11 Marin Blvd, Jersey City, NJ 07302
Date Visited: May 2019
Site: C-7—BACK-IN, WATER AND ELECTRIC HOOKUPS, 50 AMP
WE PAID: $117 PER NIGHT
Review: This RV park is basically a parking lot with partial hookups (and a dump station), but if you want to be close to New York City, it’s really your only option.
Getting there is a little dicey, as some streets are narrow and/or have weight limits. Even when you try to follow the campground’s instructions on their website, it’s not that obvious. But we made it, in the pouring rain, and the staff were very informative and helpful.
The RV park gives you a great packet of information, including directions to get out of the campground when you eventually leave, directions to the PATH train, which is a short walk and then a short ride into NYC, directions to Liberty State Park if you plan to do the Statue of Liberty/Ellis Island cruise from there (which we recommend), etc.
The sites are gravel, fairly level and close together, so there’s not much privacy.

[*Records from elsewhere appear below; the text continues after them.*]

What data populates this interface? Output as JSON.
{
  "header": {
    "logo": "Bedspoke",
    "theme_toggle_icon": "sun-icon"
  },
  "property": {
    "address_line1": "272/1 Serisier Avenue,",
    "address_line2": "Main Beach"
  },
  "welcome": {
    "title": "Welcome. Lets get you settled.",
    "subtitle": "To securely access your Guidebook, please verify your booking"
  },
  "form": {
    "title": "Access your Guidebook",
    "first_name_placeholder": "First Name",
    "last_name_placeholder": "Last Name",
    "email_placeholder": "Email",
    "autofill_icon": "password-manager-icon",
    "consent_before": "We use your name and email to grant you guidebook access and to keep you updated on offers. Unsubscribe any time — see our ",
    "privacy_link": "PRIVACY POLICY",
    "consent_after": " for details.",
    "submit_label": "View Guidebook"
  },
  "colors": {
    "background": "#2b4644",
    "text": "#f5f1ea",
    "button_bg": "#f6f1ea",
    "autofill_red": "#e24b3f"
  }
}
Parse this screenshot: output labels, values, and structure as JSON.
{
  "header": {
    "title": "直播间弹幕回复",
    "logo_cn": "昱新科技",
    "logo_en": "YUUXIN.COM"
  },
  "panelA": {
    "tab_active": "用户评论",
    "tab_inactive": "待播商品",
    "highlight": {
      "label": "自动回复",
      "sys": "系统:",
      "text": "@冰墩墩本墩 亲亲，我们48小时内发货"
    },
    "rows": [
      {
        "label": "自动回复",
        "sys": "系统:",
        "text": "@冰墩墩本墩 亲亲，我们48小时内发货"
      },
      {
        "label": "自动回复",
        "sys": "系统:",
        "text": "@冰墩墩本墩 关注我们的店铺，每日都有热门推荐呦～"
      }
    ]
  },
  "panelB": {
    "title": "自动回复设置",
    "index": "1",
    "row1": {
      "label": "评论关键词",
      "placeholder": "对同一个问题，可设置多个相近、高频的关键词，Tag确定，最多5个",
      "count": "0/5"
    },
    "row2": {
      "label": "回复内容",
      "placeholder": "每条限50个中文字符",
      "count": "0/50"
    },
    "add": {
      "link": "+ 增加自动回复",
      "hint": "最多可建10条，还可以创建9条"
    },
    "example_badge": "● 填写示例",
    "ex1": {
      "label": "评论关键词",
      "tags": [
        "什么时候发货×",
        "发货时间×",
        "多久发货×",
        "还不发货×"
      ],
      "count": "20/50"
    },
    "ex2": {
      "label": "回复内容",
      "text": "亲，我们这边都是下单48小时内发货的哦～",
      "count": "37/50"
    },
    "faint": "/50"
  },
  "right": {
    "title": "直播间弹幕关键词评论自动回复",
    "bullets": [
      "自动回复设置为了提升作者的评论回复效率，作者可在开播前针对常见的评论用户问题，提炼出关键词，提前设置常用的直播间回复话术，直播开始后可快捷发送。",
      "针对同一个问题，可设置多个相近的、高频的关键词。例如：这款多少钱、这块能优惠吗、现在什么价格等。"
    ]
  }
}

But hey, everyone’s in the city all day, so it’s not like you’re out socializing with your RV neighbors. There was a good amount of turnaround space and the side of a fence that worked well for hooking up.
The campground wants you to sign a paper when you check out, and if you don’t, they’ll charge you $40. We left at 6:15 am to beat the traffic out of town (a good strategy which we recommend), and they had the clipboard outside the office, so it was easy to sign the checkout list.
Not related to the campground, but related to travel to and from…We had planned to cross the George Washington Bridge to head east toward Cape Cod, Massachusetts. Some friends said we should avoid the GW Bridge with our RV because it was narrow, and they recommended the Tappan Zee Bridge, which was much further north (near Nyack, NY). We eventually confirmed this route with other New Yorkers, but convincing our GPS devices to take that route was extremely challenging. I found that by inserting Palisades Center in West Nyack into my route, I was able to get Google Maps on board. Garmin and Rand McNally were troublesome, though, and said I was violating weight limits (we drove the route anyway and no one arrested us).
Also, be prepared for lots of tolls coming into and out of the NYC area. We probably spent $75-$100 in tolls. Maybe there was a less-expensive option, but we just paid the tolls and took freeways that were mostly moving (though the roads were not in good condition, just like LA freeways).
So, if you’re going to NYC, this is a good option, though not free from stress. We recommend traveling very early in the morning or on a weekend, and even then it will be busy.